I create characters who are realistic and believable. My protagonists aren’t heroes. They make bad decisions and they’re left to deal with the fallout. Likewise some, but certainly not all, of my antagonists learn from their mistakes and they try to do better. Most, however, remain defiant until the bitter end. Either way, they too have to live with the consequences of their actions, and a few even pay the ultimate price for their sins.
The one thing you won’t find in my stories is gushy, gooey schmaltz. For those who like melodrama it’s out there, but that kind of storytelling isn’t my style. My inspiration comes from my own life experiences, and the stories others have told me. Readers feel the connection, and they in turn tell me how believable my stories are.
This is why I write romance. It’s the one genre where I can dig deeper into our relationships with the people around us and try to better understand the human experience.
I’ve recently completed a minor re-edit for one of my earlier contemporary romance novels, The Journey. I know. I’m turning into too much of a perfectionist. Occupational hazard I suppose. However, no worries for those of you who’ve already read The Journey. The story is exactly the same as before. All I did was some minor rephrasing and removed some filler words.
I’m also working on the treatment for my next contemporary romance novel. Its working title is The Rival. The story will be about a bride-to-be whose fiance abruptly calls off the wedding, and then, later on, decides to cause even more trouble for her. It’s part romantic triangle and part stalker, although it won’t be nearly as dark as my earlier novel, The Stalker.
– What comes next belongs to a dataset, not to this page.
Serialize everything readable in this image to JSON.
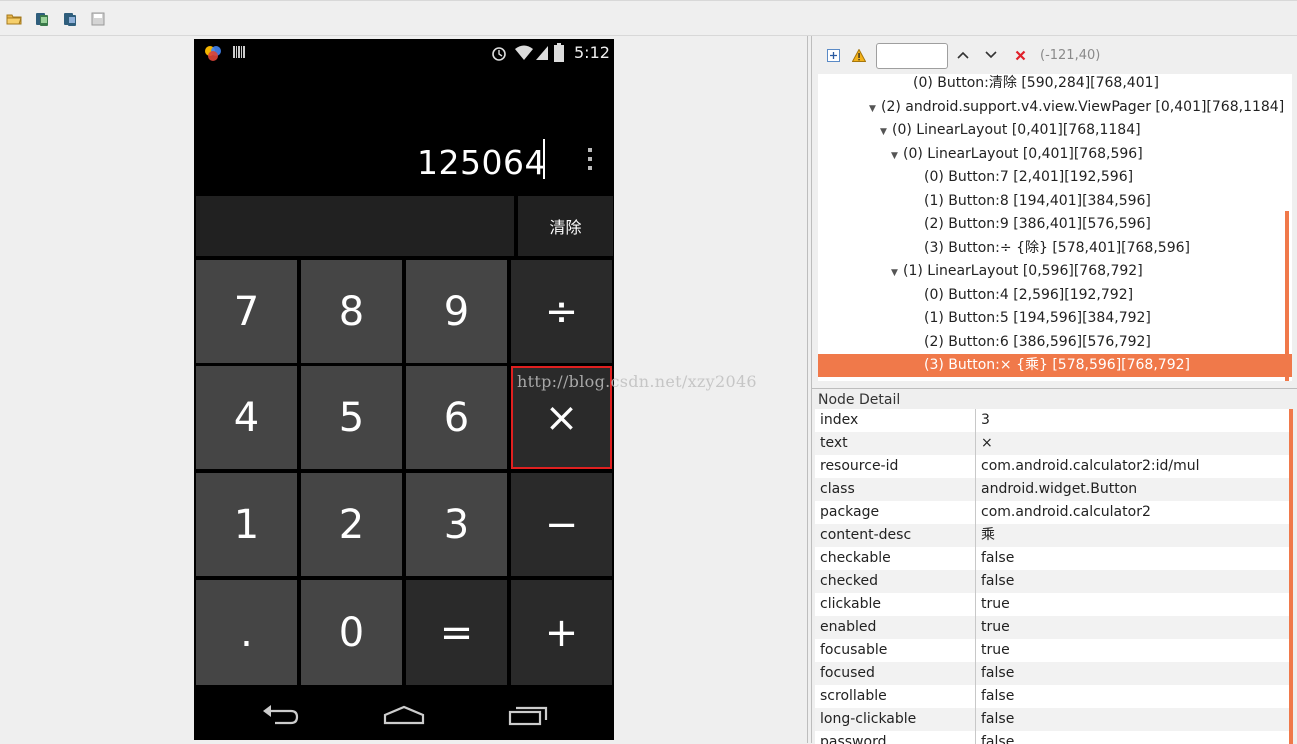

In the meantime, I need to take a short break and catch up on a few other projects which have been sitting on the back burner for far too long. I signed up for some online courses, years ago, which I started but never completed because I was too busy with other projects. So, before I start my next big project, I want to finish them. I also want to take a few road trips later on this year. In the meantime, I’ll still be here, and I’ll still keep you up to date.